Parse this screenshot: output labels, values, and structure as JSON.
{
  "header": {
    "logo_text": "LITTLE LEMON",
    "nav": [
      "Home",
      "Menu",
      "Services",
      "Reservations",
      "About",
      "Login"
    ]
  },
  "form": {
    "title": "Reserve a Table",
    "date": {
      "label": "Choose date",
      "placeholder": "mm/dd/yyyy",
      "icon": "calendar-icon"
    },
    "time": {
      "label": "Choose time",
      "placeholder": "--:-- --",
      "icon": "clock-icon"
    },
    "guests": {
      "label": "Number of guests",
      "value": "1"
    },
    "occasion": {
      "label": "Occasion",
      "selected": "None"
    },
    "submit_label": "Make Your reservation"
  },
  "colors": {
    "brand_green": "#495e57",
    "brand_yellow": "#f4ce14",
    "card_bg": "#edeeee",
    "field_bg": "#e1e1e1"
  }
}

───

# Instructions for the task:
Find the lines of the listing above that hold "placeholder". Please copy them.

# Task answer:
      "placeholder": "mm/dd/yyyy",
      "placeholder": "--:-- --",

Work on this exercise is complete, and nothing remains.